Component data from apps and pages

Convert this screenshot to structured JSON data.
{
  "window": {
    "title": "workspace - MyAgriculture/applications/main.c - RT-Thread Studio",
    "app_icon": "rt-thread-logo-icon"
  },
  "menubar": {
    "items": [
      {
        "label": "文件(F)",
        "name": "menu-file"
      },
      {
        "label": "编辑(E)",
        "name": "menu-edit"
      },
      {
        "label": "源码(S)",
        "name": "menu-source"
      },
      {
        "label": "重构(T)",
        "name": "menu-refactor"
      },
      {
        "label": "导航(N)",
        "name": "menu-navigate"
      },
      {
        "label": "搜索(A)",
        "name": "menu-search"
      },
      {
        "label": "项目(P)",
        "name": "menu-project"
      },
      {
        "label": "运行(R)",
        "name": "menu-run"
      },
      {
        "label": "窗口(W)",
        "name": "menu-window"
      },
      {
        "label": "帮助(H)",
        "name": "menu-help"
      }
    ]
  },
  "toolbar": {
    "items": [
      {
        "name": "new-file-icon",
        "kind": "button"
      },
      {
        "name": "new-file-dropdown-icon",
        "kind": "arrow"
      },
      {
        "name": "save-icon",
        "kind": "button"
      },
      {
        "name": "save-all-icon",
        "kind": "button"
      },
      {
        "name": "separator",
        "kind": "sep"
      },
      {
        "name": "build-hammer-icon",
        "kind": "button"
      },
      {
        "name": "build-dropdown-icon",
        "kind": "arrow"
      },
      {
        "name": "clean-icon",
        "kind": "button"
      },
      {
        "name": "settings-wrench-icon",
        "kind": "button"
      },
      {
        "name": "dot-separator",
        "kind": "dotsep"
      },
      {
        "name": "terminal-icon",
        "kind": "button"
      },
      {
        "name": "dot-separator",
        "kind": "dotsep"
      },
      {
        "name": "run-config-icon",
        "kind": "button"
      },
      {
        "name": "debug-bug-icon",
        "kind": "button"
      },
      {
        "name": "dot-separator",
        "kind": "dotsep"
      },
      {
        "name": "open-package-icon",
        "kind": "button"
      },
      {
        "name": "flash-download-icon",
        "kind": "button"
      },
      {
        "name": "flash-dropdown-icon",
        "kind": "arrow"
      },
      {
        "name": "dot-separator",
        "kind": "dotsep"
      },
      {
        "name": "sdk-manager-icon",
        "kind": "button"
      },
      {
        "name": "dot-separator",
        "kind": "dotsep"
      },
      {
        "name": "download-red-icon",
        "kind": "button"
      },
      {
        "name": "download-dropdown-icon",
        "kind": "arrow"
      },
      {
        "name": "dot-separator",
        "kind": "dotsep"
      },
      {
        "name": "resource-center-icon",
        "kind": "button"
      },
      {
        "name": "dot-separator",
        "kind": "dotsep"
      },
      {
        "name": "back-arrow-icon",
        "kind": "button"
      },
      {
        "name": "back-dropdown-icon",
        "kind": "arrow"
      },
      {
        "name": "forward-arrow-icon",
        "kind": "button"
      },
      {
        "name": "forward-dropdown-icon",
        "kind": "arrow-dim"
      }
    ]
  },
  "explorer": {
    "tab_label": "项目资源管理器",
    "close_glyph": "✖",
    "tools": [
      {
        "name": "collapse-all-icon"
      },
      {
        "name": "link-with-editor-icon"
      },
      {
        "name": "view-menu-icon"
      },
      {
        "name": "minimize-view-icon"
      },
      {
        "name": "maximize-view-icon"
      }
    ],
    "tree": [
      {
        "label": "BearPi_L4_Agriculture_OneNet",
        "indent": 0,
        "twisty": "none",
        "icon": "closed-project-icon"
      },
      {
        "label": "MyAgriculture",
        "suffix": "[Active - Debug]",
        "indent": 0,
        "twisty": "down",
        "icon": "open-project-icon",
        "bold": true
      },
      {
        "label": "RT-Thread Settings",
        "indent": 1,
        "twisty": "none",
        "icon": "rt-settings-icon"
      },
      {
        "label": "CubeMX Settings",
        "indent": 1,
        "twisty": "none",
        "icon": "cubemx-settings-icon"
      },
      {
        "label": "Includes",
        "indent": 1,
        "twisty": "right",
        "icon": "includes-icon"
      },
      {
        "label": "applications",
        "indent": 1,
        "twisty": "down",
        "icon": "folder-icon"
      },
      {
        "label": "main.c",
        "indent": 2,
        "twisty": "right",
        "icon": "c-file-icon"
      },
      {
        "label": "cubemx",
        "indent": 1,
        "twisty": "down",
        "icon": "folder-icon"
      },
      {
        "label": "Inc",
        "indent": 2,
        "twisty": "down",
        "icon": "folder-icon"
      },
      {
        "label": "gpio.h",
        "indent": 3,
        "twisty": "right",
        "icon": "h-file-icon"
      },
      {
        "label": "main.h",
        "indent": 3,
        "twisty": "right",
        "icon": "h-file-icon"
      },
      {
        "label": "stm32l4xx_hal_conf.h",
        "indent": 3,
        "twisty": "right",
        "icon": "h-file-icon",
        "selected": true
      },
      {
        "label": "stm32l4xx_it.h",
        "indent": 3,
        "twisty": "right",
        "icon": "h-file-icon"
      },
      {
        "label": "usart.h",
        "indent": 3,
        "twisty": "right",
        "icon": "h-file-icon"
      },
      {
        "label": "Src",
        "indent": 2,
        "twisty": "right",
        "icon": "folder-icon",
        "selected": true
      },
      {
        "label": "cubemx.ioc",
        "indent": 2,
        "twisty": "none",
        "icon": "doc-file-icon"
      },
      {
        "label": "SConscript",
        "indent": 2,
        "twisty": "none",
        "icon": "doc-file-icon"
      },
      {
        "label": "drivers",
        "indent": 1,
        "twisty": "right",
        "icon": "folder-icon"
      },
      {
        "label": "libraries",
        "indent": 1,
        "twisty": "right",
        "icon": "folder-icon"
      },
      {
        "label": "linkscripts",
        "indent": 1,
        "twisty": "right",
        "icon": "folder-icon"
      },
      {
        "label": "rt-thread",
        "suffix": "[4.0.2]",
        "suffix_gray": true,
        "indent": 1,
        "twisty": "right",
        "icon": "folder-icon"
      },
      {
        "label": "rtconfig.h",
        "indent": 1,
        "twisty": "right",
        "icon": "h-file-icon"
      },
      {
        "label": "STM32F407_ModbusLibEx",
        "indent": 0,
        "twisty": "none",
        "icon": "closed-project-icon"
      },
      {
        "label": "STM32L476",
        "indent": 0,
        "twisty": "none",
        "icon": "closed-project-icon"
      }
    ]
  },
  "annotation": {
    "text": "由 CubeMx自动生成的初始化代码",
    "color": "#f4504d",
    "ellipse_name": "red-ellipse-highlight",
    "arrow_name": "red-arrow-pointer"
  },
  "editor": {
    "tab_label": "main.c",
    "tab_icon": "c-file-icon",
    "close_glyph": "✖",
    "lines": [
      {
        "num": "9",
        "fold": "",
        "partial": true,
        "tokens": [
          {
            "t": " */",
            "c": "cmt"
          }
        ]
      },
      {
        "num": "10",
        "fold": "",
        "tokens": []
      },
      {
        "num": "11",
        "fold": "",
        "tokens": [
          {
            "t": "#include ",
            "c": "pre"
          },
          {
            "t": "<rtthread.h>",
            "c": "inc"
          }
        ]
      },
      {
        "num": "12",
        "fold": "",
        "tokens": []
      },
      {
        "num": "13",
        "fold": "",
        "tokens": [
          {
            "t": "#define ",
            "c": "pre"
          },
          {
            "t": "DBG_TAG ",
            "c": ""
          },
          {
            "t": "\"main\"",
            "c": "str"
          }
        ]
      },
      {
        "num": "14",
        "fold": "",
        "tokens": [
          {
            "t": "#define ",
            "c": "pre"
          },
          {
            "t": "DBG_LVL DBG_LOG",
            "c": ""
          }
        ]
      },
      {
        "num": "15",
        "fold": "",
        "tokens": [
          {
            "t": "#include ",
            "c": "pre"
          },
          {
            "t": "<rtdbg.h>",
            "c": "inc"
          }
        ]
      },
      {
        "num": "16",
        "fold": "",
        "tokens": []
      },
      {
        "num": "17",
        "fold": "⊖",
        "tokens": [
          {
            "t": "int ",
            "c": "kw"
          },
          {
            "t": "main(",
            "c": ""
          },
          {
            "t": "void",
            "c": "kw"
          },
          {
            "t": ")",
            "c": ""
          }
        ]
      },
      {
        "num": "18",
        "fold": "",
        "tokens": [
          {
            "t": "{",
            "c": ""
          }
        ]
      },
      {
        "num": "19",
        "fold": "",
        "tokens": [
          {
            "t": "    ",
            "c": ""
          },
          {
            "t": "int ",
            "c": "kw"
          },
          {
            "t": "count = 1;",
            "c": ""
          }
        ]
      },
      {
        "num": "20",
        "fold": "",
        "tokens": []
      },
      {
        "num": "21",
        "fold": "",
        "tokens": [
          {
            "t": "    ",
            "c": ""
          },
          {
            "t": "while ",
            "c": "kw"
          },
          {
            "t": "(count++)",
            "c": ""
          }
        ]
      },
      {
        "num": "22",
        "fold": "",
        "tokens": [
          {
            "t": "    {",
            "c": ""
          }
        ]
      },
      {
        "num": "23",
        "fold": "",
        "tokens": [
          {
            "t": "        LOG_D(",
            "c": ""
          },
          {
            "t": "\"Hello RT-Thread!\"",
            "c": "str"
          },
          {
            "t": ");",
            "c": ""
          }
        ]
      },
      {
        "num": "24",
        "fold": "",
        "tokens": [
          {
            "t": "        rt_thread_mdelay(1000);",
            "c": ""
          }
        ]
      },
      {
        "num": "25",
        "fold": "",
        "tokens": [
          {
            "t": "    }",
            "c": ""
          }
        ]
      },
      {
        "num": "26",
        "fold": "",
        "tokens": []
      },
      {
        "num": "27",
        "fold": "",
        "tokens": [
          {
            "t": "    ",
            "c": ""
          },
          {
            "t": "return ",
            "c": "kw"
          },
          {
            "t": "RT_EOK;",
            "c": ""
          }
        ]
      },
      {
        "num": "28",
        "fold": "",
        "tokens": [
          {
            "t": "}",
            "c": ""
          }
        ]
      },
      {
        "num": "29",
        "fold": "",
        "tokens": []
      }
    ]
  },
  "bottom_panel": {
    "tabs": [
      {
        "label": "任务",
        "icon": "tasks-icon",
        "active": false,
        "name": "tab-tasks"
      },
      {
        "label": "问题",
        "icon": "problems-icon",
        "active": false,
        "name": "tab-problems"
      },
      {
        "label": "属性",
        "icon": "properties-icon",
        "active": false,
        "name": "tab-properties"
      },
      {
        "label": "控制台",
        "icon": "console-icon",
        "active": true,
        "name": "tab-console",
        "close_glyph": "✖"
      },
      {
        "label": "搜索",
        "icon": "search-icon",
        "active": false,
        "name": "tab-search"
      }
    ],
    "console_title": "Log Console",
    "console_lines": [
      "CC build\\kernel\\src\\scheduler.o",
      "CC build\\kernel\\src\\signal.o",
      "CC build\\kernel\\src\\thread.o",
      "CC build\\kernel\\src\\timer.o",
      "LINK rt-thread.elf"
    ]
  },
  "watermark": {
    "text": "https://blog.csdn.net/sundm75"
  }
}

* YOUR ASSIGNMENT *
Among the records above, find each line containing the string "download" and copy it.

* RESPONSE *
        "name": "flash-download-icon",
        "name": "download-red-icon",
        "name": "download-dropdown-icon",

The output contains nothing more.